ALPA Looks to Senate FAA Reauth for Lithium Battery Regulations

By ALPA Staff

Despite mounting evidence pointing to the hazards associated with the bulk shipment of lithium batteries, the United States still has work to do to ensure that they can be safely shipped on both passenger and all-cargo aircraft. Currently, the Senate is taking action on a Federal Aviation Administration (FAA) reauthorization bill, and ALPA has worked tirelessly to ensure that this important legislation contains strong provisions on the safe transport of lithium batteries. 
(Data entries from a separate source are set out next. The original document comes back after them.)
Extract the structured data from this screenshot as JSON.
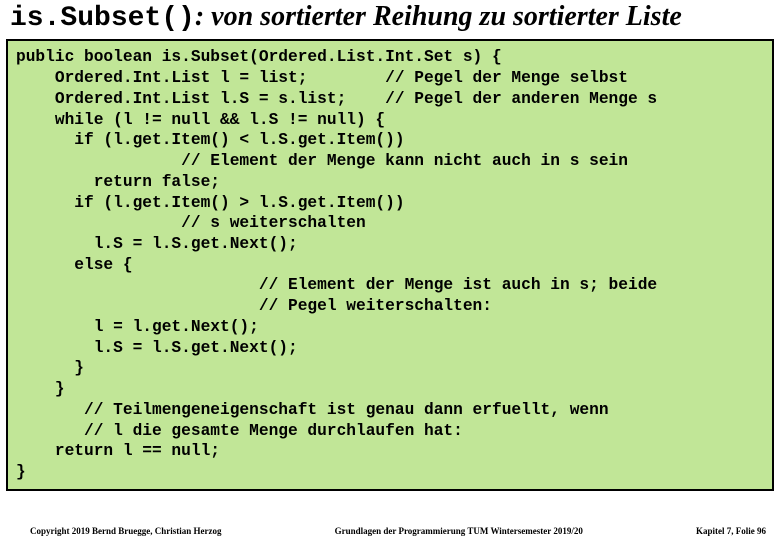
{
  "title": {
    "mono": "is.Subset()",
    "rest": ": von sortierter Reihung zu sortierter Liste"
  },
  "code": {
    "lines": [
      "public boolean is.Subset(Ordered.List.Int.Set s) {",
      "    Ordered.Int.List l = list;        // Pegel der Menge selbst",
      "    Ordered.Int.List l.S = s.list;    // Pegel der anderen Menge s",
      "    while (l != null && l.S != null) {",
      "      if (l.get.Item() < l.S.get.Item())",
      "                 // Element der Menge kann nicht auch in s sein",
      "        return false;",
      "      if (l.get.Item() > l.S.get.Item())",
      "                 // s weiterschalten",
      "        l.S = l.S.get.Next();",
      "      else {",
      "                         // Element der Menge ist auch in s; beide",
      "                         // Pegel weiterschalten:",
      "        l = l.get.Next();",
      "        l.S = l.S.get.Next();",
      "      }",
      "    }",
      "       // Teilmengeneigenschaft ist genau dann erfuellt, wenn",
      "       // l die gesamte Menge durchlaufen hat:",
      "    return l == null;",
      "}"
    ]
  },
  "footer": {
    "left": "Copyright 2019 Bernd Bruegge, Christian Herzog",
    "center": "Grundlagen der Programmierung TUM Wintersemester 2019/20",
    "right": "Kapitel 7, Folie 96"
  }
}
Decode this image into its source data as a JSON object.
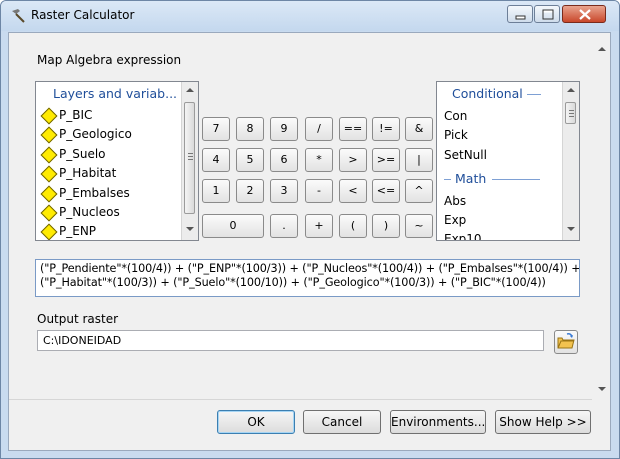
{
  "window": {
    "title": "Raster Calculator",
    "icon": "hammer-icon"
  },
  "expression_label": "Map Algebra expression",
  "layers": {
    "header": "Layers and variab...",
    "items": [
      "P_BIC",
      "P_Geologico",
      "P_Suelo",
      "P_Habitat",
      "P_Embalses",
      "P_Nucleos",
      "P_ENP"
    ]
  },
  "keypad": {
    "row1": [
      "7",
      "8",
      "9",
      "/",
      "==",
      "!=",
      "&"
    ],
    "row2": [
      "4",
      "5",
      "6",
      "*",
      ">",
      ">=",
      "|"
    ],
    "row3": [
      "1",
      "2",
      "3",
      "-",
      "<",
      "<=",
      "^"
    ],
    "row4": [
      "0",
      ".",
      "+",
      "(",
      ")",
      "~"
    ]
  },
  "functions": {
    "header_conditional": "Conditional",
    "conditional": [
      "Con",
      "Pick",
      "SetNull"
    ],
    "header_math": "Math",
    "math": [
      "Abs",
      "Exp",
      "Exp10"
    ]
  },
  "expression": {
    "line1": "(\"P_Pendiente\"*(100/4)) + (\"P_ENP\"*(100/3)) + (\"P_Nucleos\"*(100/4)) + (\"P_Embalses\"*(100/4)) +",
    "line2": "(\"P_Habitat\"*(100/3)) + (\"P_Suelo\"*(100/10)) + (\"P_Geologico\"*(100/3)) + (\"P_BIC\"*(100/4))"
  },
  "output": {
    "label": "Output raster",
    "value": "C:\\IDONEIDAD"
  },
  "buttons": {
    "ok": "OK",
    "cancel": "Cancel",
    "environments": "Environments...",
    "help": "Show Help >>"
  },
  "colors": {
    "list_header": "#1f4e9a",
    "layer_diamond": "#ffeb00",
    "title_bar": "#c9dbef"
  }
}
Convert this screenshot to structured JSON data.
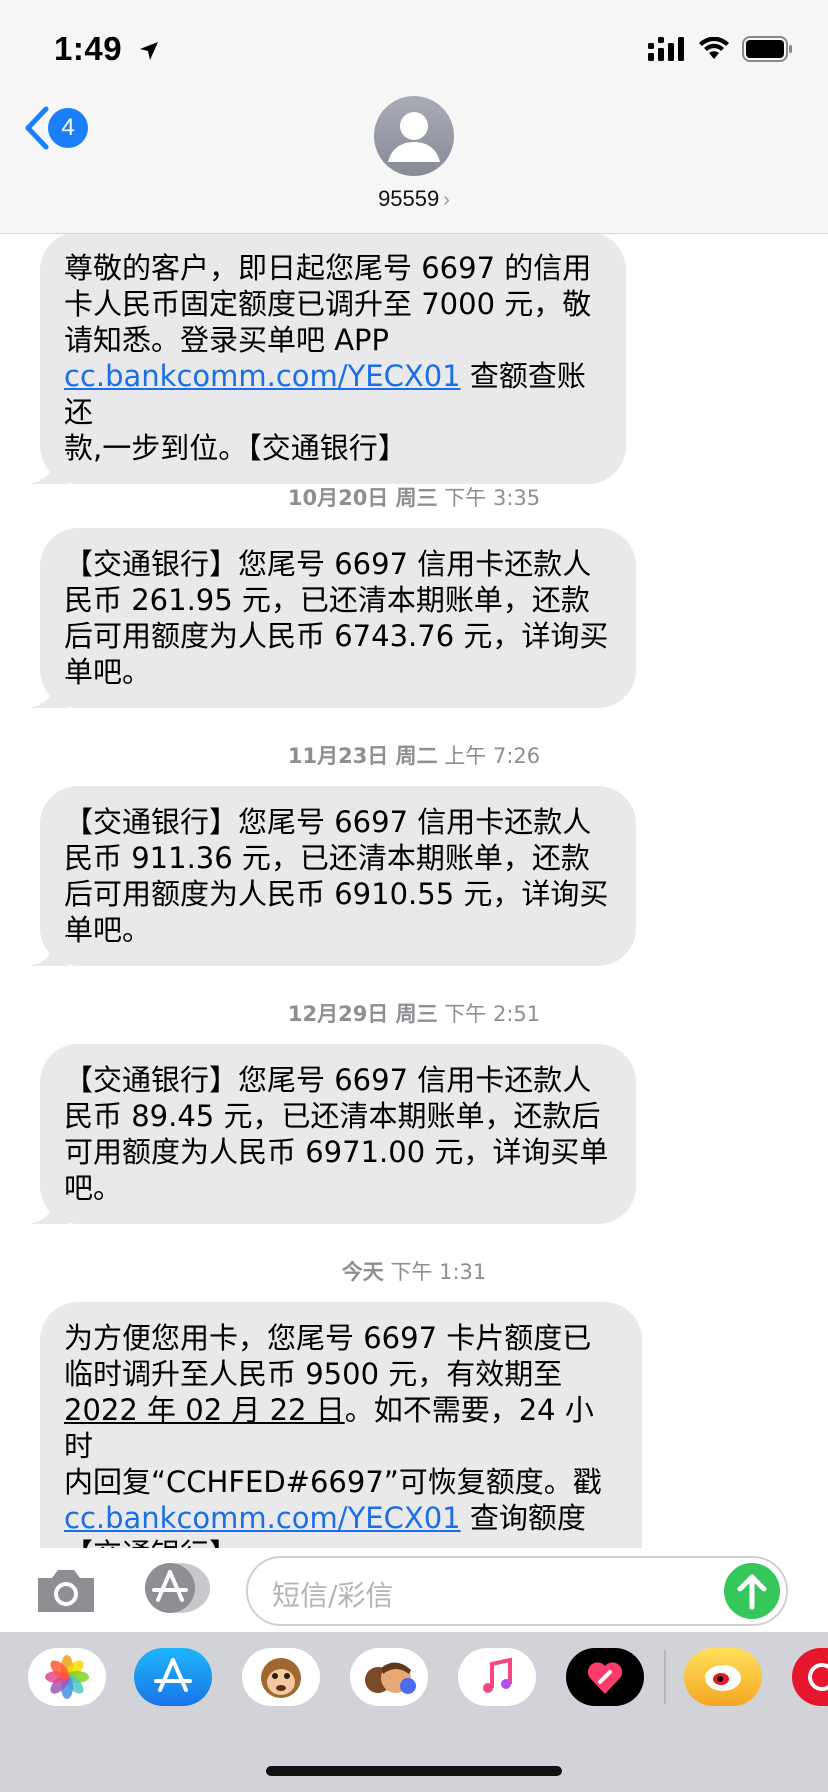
{
  "status_bar": {
    "time": "1:49"
  },
  "header": {
    "unread_count": "4",
    "contact_name": "95559",
    "chevron": "›"
  },
  "messages": [
    {
      "parts": [
        "尊敬的客户，即日起您尾号 6697 的信用",
        "卡人民币固定额度已调升至 7000 元，敬",
        "请知悉。登录买单吧 APP"
      ],
      "link": "cc.bankcomm.com/YECX01",
      "after_link": " 查额查账还",
      "tail": "款,一步到位。【交通银行】"
    },
    {
      "timestamp_date": "10月20日 周三",
      "timestamp_time": " 下午 3:35",
      "lines": [
        "【交通银行】您尾号 6697 信用卡还款人",
        "民币 261.95 元，已还清本期账单，还款",
        "后可用额度为人民币 6743.76 元，详询买",
        "单吧。"
      ]
    },
    {
      "timestamp_date": "11月23日 周二",
      "timestamp_time": " 上午 7:26",
      "lines": [
        "【交通银行】您尾号 6697 信用卡还款人",
        "民币 911.36 元，已还清本期账单，还款",
        "后可用额度为人民币 6910.55 元，详询买",
        "单吧。"
      ]
    },
    {
      "timestamp_date": "12月29日 周三",
      "timestamp_time": " 下午 2:51",
      "lines": [
        "【交通银行】您尾号 6697 信用卡还款人",
        "民币 89.45 元，已还清本期账单，还款后",
        "可用额度为人民币 6971.00 元，详询买单",
        "吧。"
      ]
    },
    {
      "timestamp_date": "今天",
      "timestamp_time": " 下午 1:31",
      "line1": "为方便您用卡，您尾号 6697 卡片额度已",
      "line2": "临时调升至人民币 9500 元，有效期至",
      "line3_underlined": "2022 年 02 月 22 日",
      "line3_rest": "。如不需要，24 小时",
      "line4": "内回复“CCHFED#6697”可恢复额度。戳",
      "link": "cc.bankcomm.com/YECX01",
      "after_link": " 查询额度",
      "line6": "【交通银行】"
    }
  ],
  "input_bar": {
    "placeholder": "短信/彩信"
  },
  "dock": {
    "icons": [
      "photos-icon",
      "app-store-icon",
      "memoji-monkey-icon",
      "memoji-icon",
      "music-icon",
      "digital-touch-icon",
      "weibo-icon",
      "partial-app-icon"
    ]
  },
  "colors": {
    "bubble": "#e9e9eb",
    "link": "#1a6fe8",
    "accent": "#1b7ffa",
    "send": "#35c759",
    "timestamp": "#8e8e93"
  }
}
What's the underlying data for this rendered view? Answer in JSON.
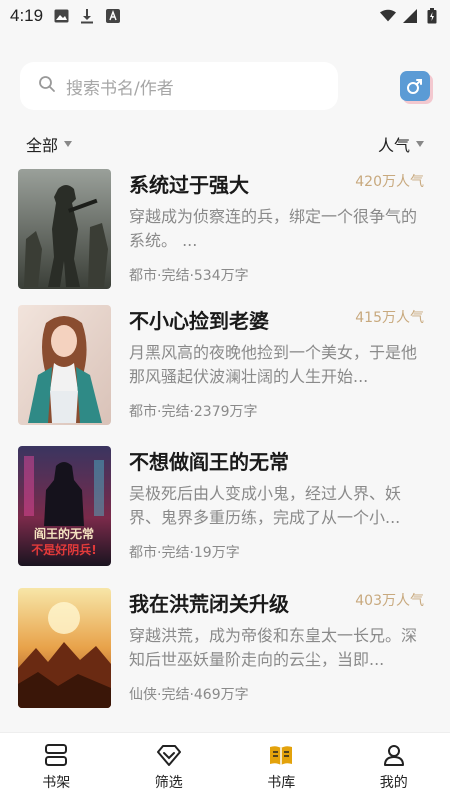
{
  "status_bar": {
    "time": "4:19"
  },
  "search": {
    "placeholder": "搜索书名/作者"
  },
  "filters": {
    "left_label": "全部",
    "right_label": "人气"
  },
  "books": [
    {
      "title": "系统过于强大",
      "popularity": "420万人气",
      "description": "穿越成为侦察连的兵，绑定一个很争气的系统。 ...",
      "meta": "都市·完结·534万字"
    },
    {
      "title": "不小心捡到老婆",
      "popularity": "415万人气",
      "description": "月黑风高的夜晚他捡到一个美女，于是他那风骚起伏波澜壮阔的人生开始...",
      "meta": "都市·完结·2379万字"
    },
    {
      "title": "不想做阎王的无常",
      "popularity": "",
      "description": "吴极死后由人变成小鬼，经过人界、妖界、鬼界多重历练，完成了从一个小...",
      "meta": "都市·完结·19万字",
      "cover_text": "阎王的无常 不是好阴兵!"
    },
    {
      "title": "我在洪荒闭关升级",
      "popularity": "403万人气",
      "description": "穿越洪荒，成为帝俊和东皇太一长兄。深知后世巫妖量阶走向的云尘，当即...",
      "meta": "仙侠·完结·469万字"
    }
  ],
  "tabbar": [
    {
      "label": "书架",
      "icon": "bookshelf-icon"
    },
    {
      "label": "筛选",
      "icon": "filter-diamond-icon"
    },
    {
      "label": "书库",
      "icon": "library-book-icon"
    },
    {
      "label": "我的",
      "icon": "user-icon"
    }
  ],
  "colors": {
    "accent_gold": "#c8a97e",
    "library_icon": "#e3a20b",
    "gender_button": "#5b9bd5"
  }
}
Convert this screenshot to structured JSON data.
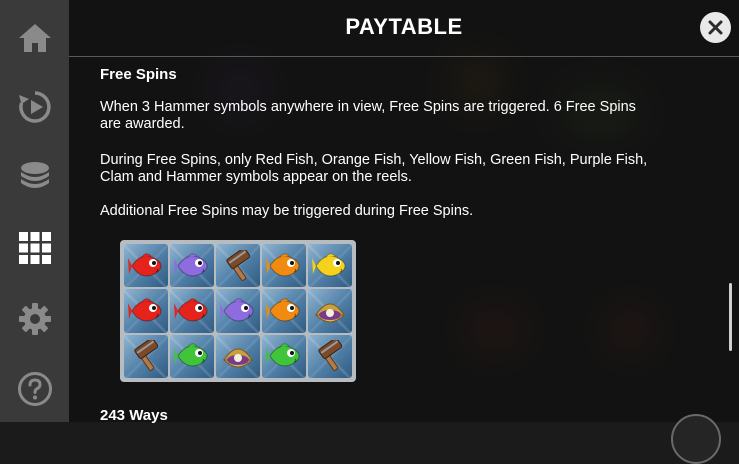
{
  "header": {
    "title": "PAYTABLE"
  },
  "sidebar": {
    "items": [
      {
        "icon": "home-icon"
      },
      {
        "icon": "autoplay-icon"
      },
      {
        "icon": "coin-stack-icon"
      },
      {
        "icon": "paytable-grid-icon",
        "active": true
      },
      {
        "icon": "gear-icon"
      },
      {
        "icon": "help-icon"
      }
    ]
  },
  "free_spins": {
    "title": "Free Spins",
    "para1": "When 3 Hammer symbols anywhere in view, Free Spins are triggered. 6 Free Spins are awarded.",
    "para2": "During Free Spins, only Red Fish, Orange Fish, Yellow Fish, Green Fish, Purple Fish, Clam and Hammer symbols appear on the reels.",
    "para3": "Additional Free Spins may be triggered during Free Spins."
  },
  "example_reels": [
    [
      "red-fish",
      "purple-fish",
      "hammer",
      "orange-fish",
      "yellow-fish"
    ],
    [
      "red-fish",
      "red-fish",
      "purple-fish",
      "orange-fish",
      "clam"
    ],
    [
      "hammer",
      "green-fish",
      "clam",
      "green-fish",
      "hammer"
    ]
  ],
  "next_section": {
    "title": "243 Ways"
  },
  "colors": {
    "red-fish": "#e5231b",
    "purple-fish": "#8f6be0",
    "orange-fish": "#f08a10",
    "yellow-fish": "#f5d21c",
    "green-fish": "#3fc43a",
    "clam": "#c9a040",
    "hammer": "#7a4a2a"
  }
}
The international community recently agreed to new standards to improve lithium battery safety, and the International Civil Aviation Organization’s updated standards went into effect last week on April 1, 2016. These include a temporary ban on the shipment of lithium-ion batteries on passenger airliners until adequate safety regulations are in place, a ban on shipping lithium batteries with more than a 30 percent charge, and a prohibition on shipments of batteries packaged together undeclared as hazardous goods, a loophole known as “Section II overpack,” which has long been misused to get around required regulations to transport dangerous goods. ALPA has been advocating that the United States pursue full harmonization with all of those standards. 

As work on the FAA reauthorization continues in the Senate this week, it is important to remember that our country has a tremendous opportunity to safeguard air transportation from the known danger posed by lithium battery shipments and to set the standard for the world. It is crucial that we advance legislation that prescribes the highest level of protection to passengers, crewmembers, and the aircraft without exception or exemptions that compromise safety. 

Categories: Safety